● **WORK TASK**
Each line of the data below that includes the string "JSON" must be copied.

━━━━━━━━━━

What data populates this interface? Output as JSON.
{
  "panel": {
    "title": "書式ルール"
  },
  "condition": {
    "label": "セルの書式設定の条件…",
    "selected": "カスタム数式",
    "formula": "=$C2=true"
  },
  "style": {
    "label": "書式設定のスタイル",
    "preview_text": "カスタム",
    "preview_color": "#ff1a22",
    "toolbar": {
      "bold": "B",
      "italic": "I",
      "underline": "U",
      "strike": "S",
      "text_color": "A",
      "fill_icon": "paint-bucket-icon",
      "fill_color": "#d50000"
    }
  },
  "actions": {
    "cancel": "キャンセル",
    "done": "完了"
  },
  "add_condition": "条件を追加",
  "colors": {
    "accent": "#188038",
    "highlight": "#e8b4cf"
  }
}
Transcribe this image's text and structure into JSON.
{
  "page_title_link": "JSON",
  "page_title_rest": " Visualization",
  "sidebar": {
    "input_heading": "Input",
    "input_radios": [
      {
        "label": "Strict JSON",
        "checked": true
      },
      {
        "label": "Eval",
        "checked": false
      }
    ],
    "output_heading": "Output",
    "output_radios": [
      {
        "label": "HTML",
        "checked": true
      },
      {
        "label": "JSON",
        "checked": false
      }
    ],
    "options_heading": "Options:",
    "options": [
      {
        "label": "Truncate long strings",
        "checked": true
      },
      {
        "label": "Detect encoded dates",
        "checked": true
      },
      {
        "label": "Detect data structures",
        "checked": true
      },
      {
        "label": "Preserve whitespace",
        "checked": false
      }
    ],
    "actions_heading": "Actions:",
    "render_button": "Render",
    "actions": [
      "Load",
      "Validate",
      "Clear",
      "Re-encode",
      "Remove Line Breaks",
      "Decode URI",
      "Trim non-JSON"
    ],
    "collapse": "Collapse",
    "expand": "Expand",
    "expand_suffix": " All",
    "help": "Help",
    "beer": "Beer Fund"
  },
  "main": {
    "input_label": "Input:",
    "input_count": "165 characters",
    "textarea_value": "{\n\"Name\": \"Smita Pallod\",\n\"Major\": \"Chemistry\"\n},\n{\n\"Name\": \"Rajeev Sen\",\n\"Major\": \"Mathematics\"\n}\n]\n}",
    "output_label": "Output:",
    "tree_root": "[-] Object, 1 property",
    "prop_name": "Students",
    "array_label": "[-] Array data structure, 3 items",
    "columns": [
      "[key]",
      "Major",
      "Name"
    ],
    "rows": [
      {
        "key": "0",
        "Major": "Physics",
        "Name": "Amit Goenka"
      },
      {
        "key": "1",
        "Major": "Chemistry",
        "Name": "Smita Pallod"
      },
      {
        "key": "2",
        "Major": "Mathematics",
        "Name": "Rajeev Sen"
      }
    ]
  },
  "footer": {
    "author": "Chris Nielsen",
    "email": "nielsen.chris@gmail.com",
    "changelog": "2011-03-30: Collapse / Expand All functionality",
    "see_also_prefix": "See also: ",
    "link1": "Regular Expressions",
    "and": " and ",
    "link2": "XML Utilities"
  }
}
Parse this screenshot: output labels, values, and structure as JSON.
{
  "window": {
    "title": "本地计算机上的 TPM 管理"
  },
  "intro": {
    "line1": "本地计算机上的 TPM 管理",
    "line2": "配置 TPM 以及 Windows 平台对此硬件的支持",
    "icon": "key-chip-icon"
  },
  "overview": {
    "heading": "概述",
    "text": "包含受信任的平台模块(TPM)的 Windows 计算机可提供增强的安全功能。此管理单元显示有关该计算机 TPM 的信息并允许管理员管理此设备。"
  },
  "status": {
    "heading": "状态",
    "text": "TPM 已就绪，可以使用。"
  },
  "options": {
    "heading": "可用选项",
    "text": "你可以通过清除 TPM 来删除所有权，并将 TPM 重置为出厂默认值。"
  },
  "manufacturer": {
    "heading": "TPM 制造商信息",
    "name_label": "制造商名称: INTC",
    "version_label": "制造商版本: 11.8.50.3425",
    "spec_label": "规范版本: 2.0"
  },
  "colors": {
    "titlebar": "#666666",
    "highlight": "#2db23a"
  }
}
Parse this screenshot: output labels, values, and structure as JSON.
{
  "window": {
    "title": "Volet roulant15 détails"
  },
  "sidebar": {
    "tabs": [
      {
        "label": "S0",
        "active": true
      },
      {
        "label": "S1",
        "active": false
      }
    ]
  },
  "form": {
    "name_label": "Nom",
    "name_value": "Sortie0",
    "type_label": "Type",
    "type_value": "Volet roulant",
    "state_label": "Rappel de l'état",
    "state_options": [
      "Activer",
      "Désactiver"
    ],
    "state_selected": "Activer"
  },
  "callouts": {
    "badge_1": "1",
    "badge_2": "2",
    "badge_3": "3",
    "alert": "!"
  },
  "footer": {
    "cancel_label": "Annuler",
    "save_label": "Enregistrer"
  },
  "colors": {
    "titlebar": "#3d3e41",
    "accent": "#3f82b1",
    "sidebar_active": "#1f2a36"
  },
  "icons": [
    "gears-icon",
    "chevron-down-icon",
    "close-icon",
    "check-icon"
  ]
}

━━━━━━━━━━

● **WRITTEN RESPONSE**
What data populates this interface? Output as JSON.
Transcribe this image's text and structure into JSON.
  "page_title_link": "JSON",
        "label": "Strict JSON",
        "label": "JSON",
      "Trim non-JSON"
Parse this screenshot: output labels, values, and structure as JSON.
Parse this screenshot: output labels, values, and structure as JSON.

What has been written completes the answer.